Daily Topic for February 17, 2008
How disturbing to these Jews that a man from Nazareth with Galilean disciples would present Himself as the Messiah! Wasn’t the Messiah to come from Jerusalem? This egotism and self-centeredness had been the shame of God’s people throughout Old Testament history. It destroyed their testimony and witness among the surrounding nations. But Jesus’ coming forcefully challenged the Jews’ ethnocentric attitudes and expectations.
Lord, in trembling we ask You to transform the parts of our lives that limit Your work in us. Transform us so there are no barriers in our hearts to Your purposes for the nations.
Slaves. That’s what the Fulakundas are called by their fellow Fulbes, also known as the Fulanis. Their name actually means “poor Fulbes,” indicating that they were once indentured servants, and had a similar status to slaves.
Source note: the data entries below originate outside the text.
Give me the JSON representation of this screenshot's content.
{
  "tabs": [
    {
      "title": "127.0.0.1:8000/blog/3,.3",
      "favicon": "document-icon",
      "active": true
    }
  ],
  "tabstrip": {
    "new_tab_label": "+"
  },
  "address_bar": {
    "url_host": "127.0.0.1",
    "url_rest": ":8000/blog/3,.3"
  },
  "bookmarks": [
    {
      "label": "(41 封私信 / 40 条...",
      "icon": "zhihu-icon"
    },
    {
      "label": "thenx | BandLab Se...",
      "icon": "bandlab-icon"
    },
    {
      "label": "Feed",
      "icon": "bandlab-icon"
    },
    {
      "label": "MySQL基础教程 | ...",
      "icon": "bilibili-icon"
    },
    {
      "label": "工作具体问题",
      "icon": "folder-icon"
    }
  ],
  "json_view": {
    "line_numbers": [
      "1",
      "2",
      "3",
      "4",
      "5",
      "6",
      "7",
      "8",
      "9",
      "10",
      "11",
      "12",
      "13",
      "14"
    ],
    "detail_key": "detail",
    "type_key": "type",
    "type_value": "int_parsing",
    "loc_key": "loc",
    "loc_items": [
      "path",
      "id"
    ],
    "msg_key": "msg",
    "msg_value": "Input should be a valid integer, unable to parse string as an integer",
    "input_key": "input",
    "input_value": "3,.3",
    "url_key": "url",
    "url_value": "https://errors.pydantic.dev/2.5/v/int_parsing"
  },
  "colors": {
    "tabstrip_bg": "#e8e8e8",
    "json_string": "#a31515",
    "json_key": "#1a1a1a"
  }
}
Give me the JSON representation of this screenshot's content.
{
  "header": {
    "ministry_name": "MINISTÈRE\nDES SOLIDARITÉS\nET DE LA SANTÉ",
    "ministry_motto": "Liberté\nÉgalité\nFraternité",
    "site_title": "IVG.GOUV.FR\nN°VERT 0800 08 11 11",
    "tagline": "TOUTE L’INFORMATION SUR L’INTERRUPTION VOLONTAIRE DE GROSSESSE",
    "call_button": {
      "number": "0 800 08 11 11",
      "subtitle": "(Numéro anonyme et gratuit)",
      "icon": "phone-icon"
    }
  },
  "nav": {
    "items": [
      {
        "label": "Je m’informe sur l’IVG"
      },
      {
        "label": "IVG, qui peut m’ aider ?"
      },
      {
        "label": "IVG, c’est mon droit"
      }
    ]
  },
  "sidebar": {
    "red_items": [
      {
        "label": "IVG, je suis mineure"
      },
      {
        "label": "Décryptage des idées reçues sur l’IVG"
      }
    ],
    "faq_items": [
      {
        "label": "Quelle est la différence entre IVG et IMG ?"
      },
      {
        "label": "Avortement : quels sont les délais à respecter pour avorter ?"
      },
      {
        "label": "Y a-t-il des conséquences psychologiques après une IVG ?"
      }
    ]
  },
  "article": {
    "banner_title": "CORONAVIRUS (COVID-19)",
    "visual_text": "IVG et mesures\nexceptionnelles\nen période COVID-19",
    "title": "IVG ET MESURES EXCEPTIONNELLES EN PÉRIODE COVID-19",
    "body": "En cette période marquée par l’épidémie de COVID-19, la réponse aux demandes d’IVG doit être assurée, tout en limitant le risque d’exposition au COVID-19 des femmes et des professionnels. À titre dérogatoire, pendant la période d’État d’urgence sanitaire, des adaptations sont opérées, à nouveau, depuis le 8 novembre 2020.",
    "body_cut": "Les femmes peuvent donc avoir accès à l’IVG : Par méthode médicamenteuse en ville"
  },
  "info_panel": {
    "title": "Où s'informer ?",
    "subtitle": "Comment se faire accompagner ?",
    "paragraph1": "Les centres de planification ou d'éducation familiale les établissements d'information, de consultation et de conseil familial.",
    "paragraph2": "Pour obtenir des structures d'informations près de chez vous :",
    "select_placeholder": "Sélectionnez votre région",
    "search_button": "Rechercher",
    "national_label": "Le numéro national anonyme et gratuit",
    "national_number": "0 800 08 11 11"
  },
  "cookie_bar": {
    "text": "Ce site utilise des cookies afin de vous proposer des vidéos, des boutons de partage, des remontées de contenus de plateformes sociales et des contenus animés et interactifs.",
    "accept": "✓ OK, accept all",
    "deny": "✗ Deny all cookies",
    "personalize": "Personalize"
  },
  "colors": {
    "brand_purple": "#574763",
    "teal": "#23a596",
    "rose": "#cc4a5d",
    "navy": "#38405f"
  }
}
In order to break free from the stigma of slavery, some Fulakundas are seeking to educate themselves, but this is no simple task since most are illiterate.
The Fulakundas migrated south from Guinea-Bissau in the 15th century, mixing with the Mandingo people as they settled in Senegal. Women spend their days milking the livestock, churning butter, and preparing meals while the men tend the cattle. Because of their work-intensive lifestyle, many of the children do not attend school.
The Fulakundas are Muslim and adhere to strict religious principles. Villages are the center of social interaction, and are governed by rigid rules and obligations. Like all human beings, they hunger for love, companionship and acceptance. The wilderness beyond these settlements represents freedom to them.Learn more at joshuaproject.net
Pray that God will draw the Fulakundas to His Son, the only source of true freedom. Ask Him to change their name from “slaves of men” to “servants of God” as they find acceptance in Jesus Christ. Pray for the Fulakundas to escape from the bondage to Islam and run toward the welcoming arms of the Father’s love.—CL